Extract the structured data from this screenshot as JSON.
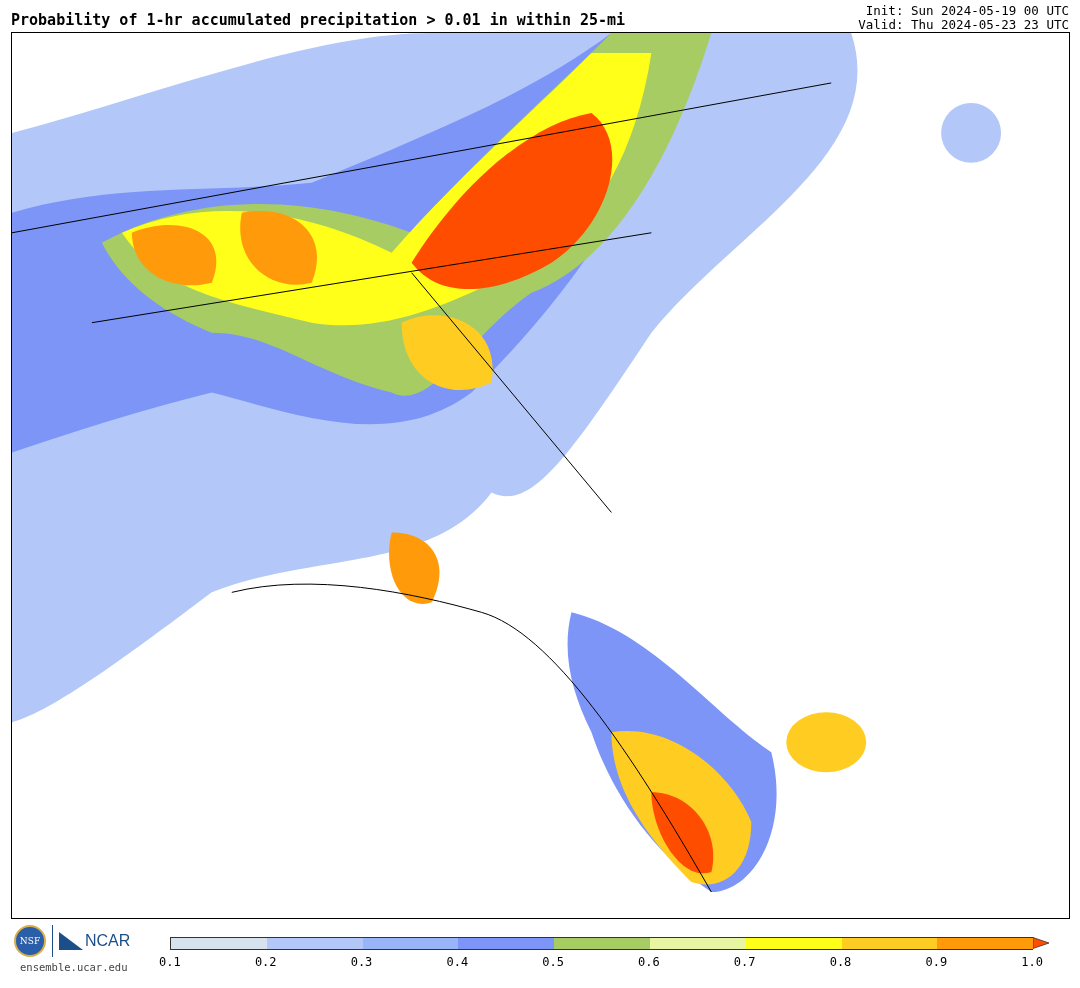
{
  "header": {
    "title": "Probability of 1-hr accumulated precipitation > 0.01 in within 25-mi",
    "init": "Init: Sun 2024-05-19 00 UTC",
    "valid": "Valid: Thu 2024-05-23 23 UTC"
  },
  "footer": {
    "logo_nsf": "NSF",
    "logo_ncar": "NCAR",
    "site": "ensemble.ucar.edu"
  },
  "legend": {
    "bins": [
      {
        "color": "#d6e2ee"
      },
      {
        "color": "#b3c8f8"
      },
      {
        "color": "#97b5f8"
      },
      {
        "color": "#7d95f6"
      },
      {
        "color": "#a8cc64"
      },
      {
        "color": "#e8f5a3"
      },
      {
        "color": "#ffff1a"
      },
      {
        "color": "#ffcc22"
      },
      {
        "color": "#ff9a0a"
      },
      {
        "kind": "arrow",
        "color": "#ff4d00"
      }
    ],
    "ticks": [
      "0.1",
      "0.2",
      "0.3",
      "0.4",
      "0.5",
      "0.6",
      "0.7",
      "0.8",
      "0.9",
      "1.0"
    ]
  }
}
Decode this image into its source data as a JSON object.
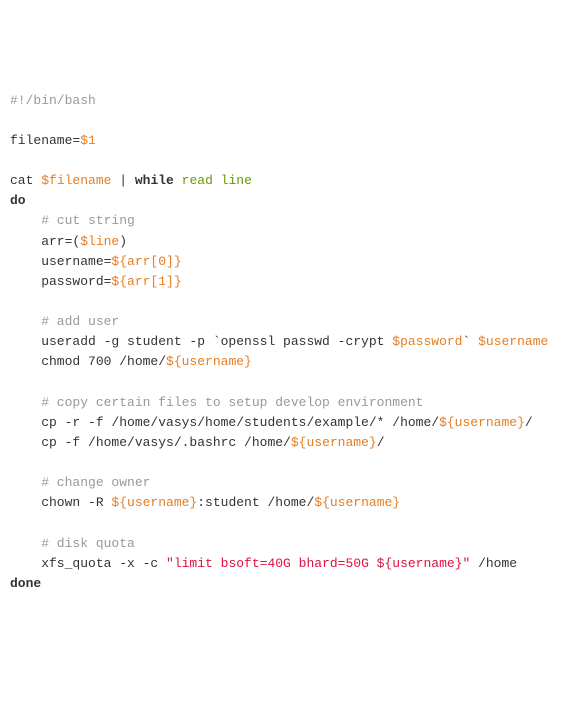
{
  "code": {
    "l01_shebang": "#!/bin/bash",
    "l02_fn_lhs": "filename=",
    "l02_fn_rhs": "$1",
    "l03_cat": "cat ",
    "l03_fname": "$filename",
    "l03_pipe": " | ",
    "l03_while": "while",
    "l03_read": " read line",
    "l04_do": "do",
    "l05_cmt_cut": "    # cut string",
    "l06_arr_lhs": "    arr=(",
    "l06_arr_var": "$line",
    "l06_arr_rhs": ")",
    "l07_user_lhs": "    username=",
    "l07_user_rhs": "${arr[0]}",
    "l08_pass_lhs": "    password=",
    "l08_pass_rhs": "${arr[1]}",
    "l09_cmt_add": "    # add user",
    "l10_ua_a": "    useradd -g student -p `openssl passwd -crypt ",
    "l10_ua_pw": "$password",
    "l10_ua_b": "` ",
    "l10_ua_un": "$username",
    "l11_chmod_a": "    chmod 700 /home/",
    "l11_chmod_un": "${username}",
    "l12_cmt_copy": "    # copy certain files to setup develop environment",
    "l13_cp1_a": "    cp -r -f /home/vasys/home/students/example/* /home/",
    "l13_cp1_un": "${username}",
    "l13_cp1_b": "/",
    "l14_cp2_a": "    cp -f /home/vasys/.bashrc /home/",
    "l14_cp2_un": "${username}",
    "l14_cp2_b": "/",
    "l15_cmt_own": "    # change owner",
    "l16_chown_a": "    chown -R ",
    "l16_chown_un1": "${username}",
    "l16_chown_b": ":student /home/",
    "l16_chown_un2": "${username}",
    "l17_cmt_quota": "    # disk quota",
    "l18_xfs_a": "    xfs_quota -x -c ",
    "l18_xfs_str": "\"limit bsoft=40G bhard=50G ${username}\"",
    "l18_xfs_b": " /home",
    "l19_done": "done"
  }
}
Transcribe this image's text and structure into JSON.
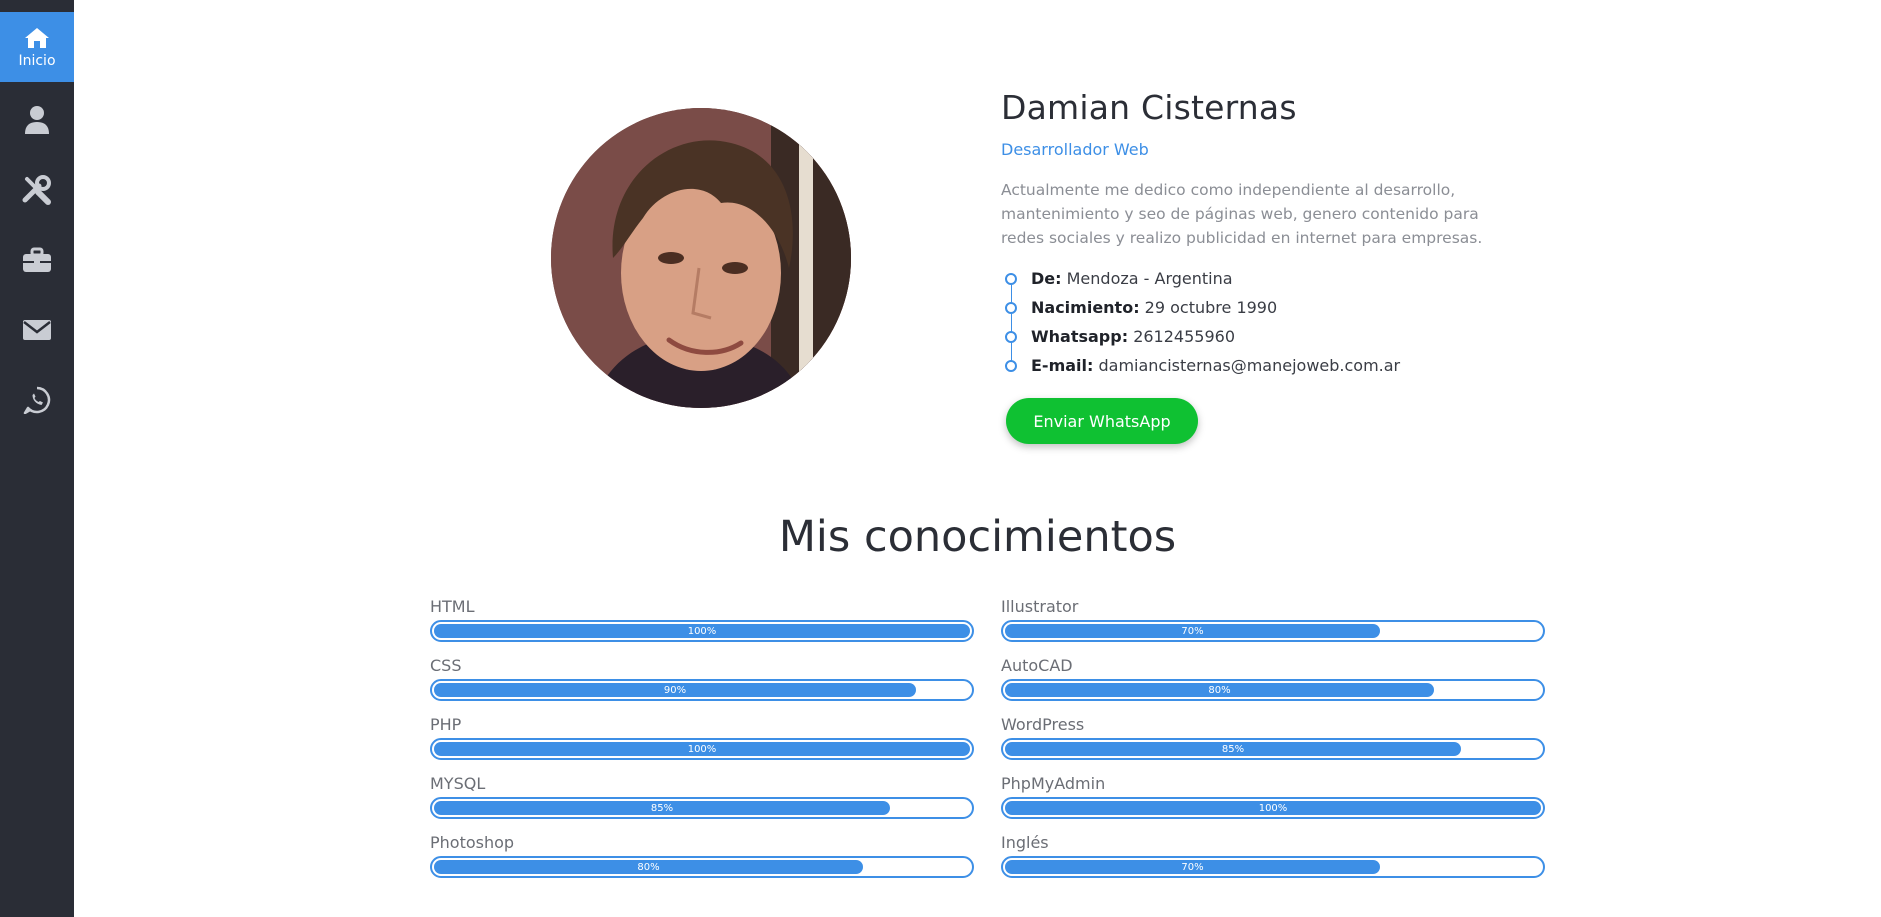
{
  "sidebar": {
    "items": [
      {
        "icon": "home-icon",
        "label": "Inicio",
        "active": true
      },
      {
        "icon": "user-icon",
        "label": "",
        "active": false
      },
      {
        "icon": "tools-icon",
        "label": "",
        "active": false
      },
      {
        "icon": "briefcase-icon",
        "label": "",
        "active": false
      },
      {
        "icon": "envelope-icon",
        "label": "",
        "active": false
      },
      {
        "icon": "whatsapp-icon",
        "label": "",
        "active": false
      }
    ]
  },
  "profile": {
    "name": "Damian Cisternas",
    "role": "Desarrollador Web",
    "bio": "Actualmente me dedico como independiente al desarrollo, mantenimiento y seo de páginas web, genero contenido para redes sociales y realizo publicidad en internet para empresas.",
    "info": [
      {
        "label": "De:",
        "value": " Mendoza - Argentina"
      },
      {
        "label": "Nacimiento:",
        "value": " 29 octubre 1990"
      },
      {
        "label": "Whatsapp:",
        "value": " 2612455960"
      },
      {
        "label": "E-mail:",
        "value": " damiancisternas@manejoweb.com.ar"
      }
    ],
    "button_label": "Enviar WhatsApp"
  },
  "skills_section": {
    "title": "Mis conocimientos",
    "left": [
      {
        "name": "HTML",
        "percent": 100,
        "label": "100%"
      },
      {
        "name": "CSS",
        "percent": 90,
        "label": "90%"
      },
      {
        "name": "PHP",
        "percent": 100,
        "label": "100%"
      },
      {
        "name": "MYSQL",
        "percent": 85,
        "label": "85%"
      },
      {
        "name": "Photoshop",
        "percent": 80,
        "label": "80%"
      }
    ],
    "right": [
      {
        "name": "Illustrator",
        "percent": 70,
        "label": "70%"
      },
      {
        "name": "AutoCAD",
        "percent": 80,
        "label": "80%"
      },
      {
        "name": "WordPress",
        "percent": 85,
        "label": "85%"
      },
      {
        "name": "PhpMyAdmin",
        "percent": 100,
        "label": "100%"
      },
      {
        "name": "Inglés",
        "percent": 70,
        "label": "70%"
      }
    ]
  },
  "colors": {
    "accent": "#3d8fe6",
    "sidebar_bg": "#2a2d36",
    "whatsapp_green": "#0fc132"
  }
}
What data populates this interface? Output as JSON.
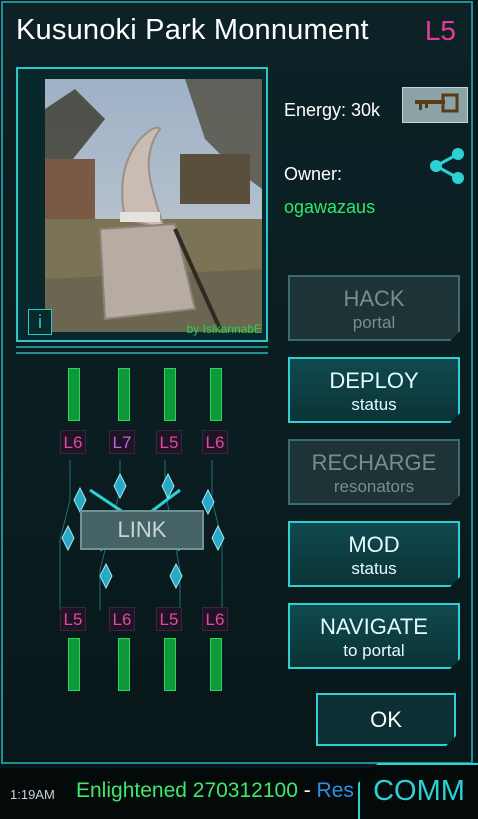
{
  "portal": {
    "title": "Kusunoki Park Monnument",
    "level": "L5",
    "photo_credit": "by IsikannabЕ",
    "info_label": "i",
    "energy_label": "Energy: 30k",
    "owner_label": "Owner:",
    "owner_name": "ogawazaus"
  },
  "actions": [
    {
      "title": "HACK",
      "subtitle": "portal",
      "state": "disabled"
    },
    {
      "title": "DEPLOY",
      "subtitle": "status",
      "state": "active"
    },
    {
      "title": "RECHARGE",
      "subtitle": "resonators",
      "state": "disabled"
    },
    {
      "title": "MOD",
      "subtitle": "status",
      "state": "active"
    },
    {
      "title": "NAVIGATE",
      "subtitle": "to portal",
      "state": "active"
    }
  ],
  "ok_label": "OK",
  "link_label": "LINK",
  "resonators": {
    "top": [
      "L6",
      "L7",
      "L5",
      "L6"
    ],
    "bottom": [
      "L5",
      "L6",
      "L5",
      "L6"
    ]
  },
  "statusbar": {
    "time": "1:19AM",
    "team": "Enlightened 270312100",
    "dash": " - ",
    "rest": "Res",
    "comm_label": "COMM"
  },
  "colors": {
    "accent": "#2bd1d4",
    "enlightened": "#3ee86a",
    "resistance": "#2d8fe0",
    "level": "#e7399a"
  },
  "icons": [
    "key-icon",
    "share-icon",
    "info-icon"
  ]
}
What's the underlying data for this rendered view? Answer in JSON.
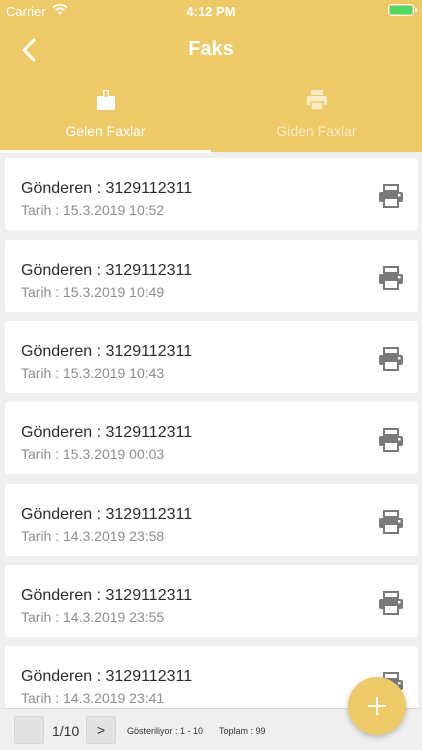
{
  "status_bar": {
    "carrier": "Carrier",
    "time": "4:12 PM",
    "battery_level": 1.0
  },
  "nav": {
    "title": "Faks",
    "back_icon": "chevron-left-icon"
  },
  "tabs": [
    {
      "label": "Gelen Faxlar",
      "icon": "inbox-fax-icon",
      "active": true
    },
    {
      "label": "Giden Faxlar",
      "icon": "printer-icon",
      "active": false
    }
  ],
  "faxes": [
    {
      "sender": "Gönderen : 3129112311",
      "date": "Tarih : 15.3.2019 10:52"
    },
    {
      "sender": "Gönderen : 3129112311",
      "date": "Tarih : 15.3.2019 10:49"
    },
    {
      "sender": "Gönderen : 3129112311",
      "date": "Tarih : 15.3.2019 10:43"
    },
    {
      "sender": "Gönderen : 3129112311",
      "date": "Tarih : 15.3.2019 00:03"
    },
    {
      "sender": "Gönderen : 3129112311",
      "date": "Tarih : 14.3.2019 23:58"
    },
    {
      "sender": "Gönderen : 3129112311",
      "date": "Tarih : 14.3.2019 23:55"
    },
    {
      "sender": "Gönderen : 3129112311",
      "date": "Tarih : 14.3.2019 23:41"
    }
  ],
  "pagination": {
    "prev_label": "",
    "page_indicator": "1/10",
    "next_label": ">",
    "showing": "Gösteriliyor : 1 - 10",
    "total": "Toplam : 99"
  },
  "fab": {
    "icon": "plus-icon"
  },
  "colors": {
    "accent": "#edc967",
    "background": "#efefef",
    "battery": "#4cd964"
  }
}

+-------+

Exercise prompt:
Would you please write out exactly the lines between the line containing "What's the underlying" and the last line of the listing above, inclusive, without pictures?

Task result:
What's the underlying data for this rendered view? Answer in JSON.
{
  "status_bar": {
    "carrier": "Carrier",
    "time": "4:12 PM",
    "battery_level": 1.0
  },
  "nav": {
    "title": "Faks",
    "back_icon": "chevron-left-icon"
  },
  "tabs": [
    {
      "label": "Gelen Faxlar",
      "icon": "inbox-fax-icon",
      "active": true
    },
    {
      "label": "Giden Faxlar",
      "icon": "printer-icon",
      "active": false
    }
  ],
  "faxes": [
    {
      "sender": "Gönderen : 3129112311",
      "date": "Tarih : 15.3.2019 10:52"
    },
    {
      "sender": "Gönderen : 3129112311",
      "date": "Tarih : 15.3.2019 10:49"
    },
    {
      "sender": "Gönderen : 3129112311",
      "date": "Tarih : 15.3.2019 10:43"
    },
    {
      "sender": "Gönderen : 3129112311",
      "date": "Tarih : 15.3.2019 00:03"
    },
    {
      "sender": "Gönderen : 3129112311",
      "date": "Tarih : 14.3.2019 23:58"
    },
    {
      "sender": "Gönderen : 3129112311",
      "date": "Tarih : 14.3.2019 23:55"
    },
    {
      "sender": "Gönderen : 3129112311",
      "date": "Tarih : 14.3.2019 23:41"
    }
  ],
  "pagination": {
    "prev_label": "",
    "page_indicator": "1/10",
    "next_label": ">",
    "showing": "Gösteriliyor : 1 - 10",
    "total": "Toplam : 99"
  },
  "fab": {
    "icon": "plus-icon"
  },
  "colors": {
    "accent": "#edc967",
    "background": "#efefef",
    "battery": "#4cd964"
  }
}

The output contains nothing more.